Your Guide to Exfoliants this Fall
As the weather starts to cool down and the leaves begin to change, it's time to start thinking about your fall skincare routine. One important aspect of any skincare routine is exfoliation. Exfoliating helps to remove dead skin cells and reveal fresh, glowing skin. But with so many different types of exfoliants available, it can be overwhelming to choose the right one for your skin. In this Dermy Doc Guide, we'll break down the different types of exfoliants and provide tips on how to use them effectively.
Alpha Hydroxy Acids (AHAs)
AHAs are water-soluble acids that are derived from fruits and milk. They work by breaking down the bonds between dead skin cells, allowing them to be easily removed. AHAs are great for brightening and smoothing the skin, and can also help to reduce the appearance of fine lines and wrinkles.
Some common AHAs include glycolic acid, lactic acid, and mandelic acid. These acids are often found in serums, toners, and peels. When using an AHA, it's important to start with a low concentration and gradually work your way up to avoid irritation. AHAs can also increase sun sensitivity, so be sure to wear sunscreen during the day.
Poly Hydroxy Acids (PHAs)
PHAs are similar to AHAs, but they have a larger molecular size, which means they are gentler on the skin since they don’t penetrate as deeply. PHAs work by exfoliating the top layer of the skin with the added bonus of also helping to retain moisture. They are great for people with sensitive skin or those who are new to exfoliating.
Some common PHAs include gluconolactone and lactobionic acid. These acids are often found in moisturizers, serums, and toners. PHAs can be used daily and are less likely to cause irritation or sun sensitivity.
Beta Hydroxy Acids (BHAs)
BHAs are oil-soluble acids that work by penetrating deep into the pores to unclog them. They are great for people with oily or acne-prone skin, as they can help to reduce breakouts and blackheads.
The most common BHA is salicylic acid, which is often found in cleansers, toners, and spot treatments. When using a BHA, it's important to start with a low concentration and to avoid using it too frequently, as it can cause dryness and irritation.
Physical or mechanical exfoliants work by physically removing dead skin cells with a scrubbing motion. They can be effective at removing dead skin cells, but they can also be harsh on the skin if used too frequently or if the particles are too large.

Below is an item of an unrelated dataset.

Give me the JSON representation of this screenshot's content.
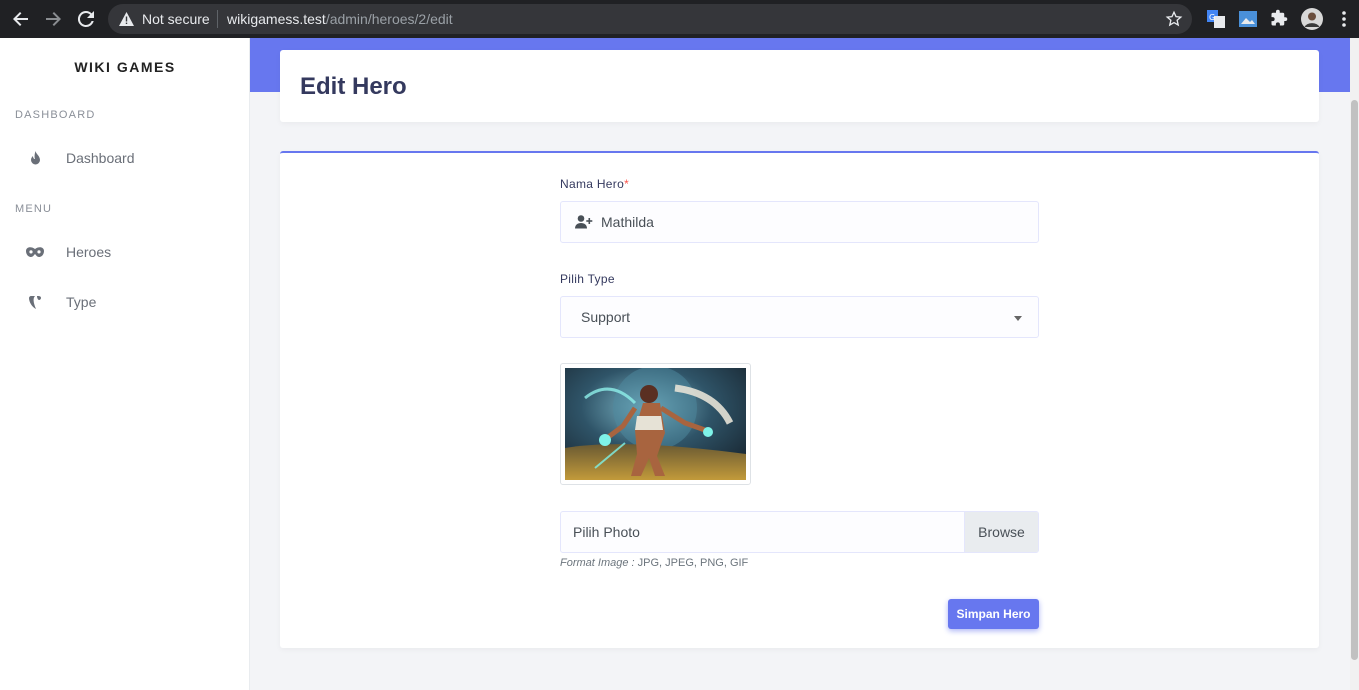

Some common physical exfoliants include sugar scrubs, salt scrubs, and microbeads. When using a physical exfoliant, it's important to be gentle and to avoid using too much pressure. It's also important to choose a product with small, gentle particles to avoid damaging the skin. Some microbeads are actually insoluble, meaning they can be harmful to our ocean and it’s animals, so we recommend avoiding them.
Enzyme exfoliants work by breaking down the proteins that hold dead skin cells together. They are typically gentler than physical exfoliants and can be great for people with sensitive skin.
Some common enzyme exfoliants include papain (from papaya) and bromelain (from pineapple). These enzymes are often found in masks and peels. When using an enzyme exfoliant, it's important to follow the instructions carefully and to avoid leaving the product on for too long, as it can cause irritation.
To sum it up, exfoliation is an important part of any skincare routine, but it's important to choose the right type of exfoliant for your skin. By understanding the different types of exfoliants and how they work, you can choose the right product for your skin type and avoid irritation or damage. Remember to start with a low concentration and to listen to your skin - if it's feeling dry or irritated, it may be time to switch to a gentler exfoliant. With the right exfoliant, you can reveal fresh, glowing skin this fall.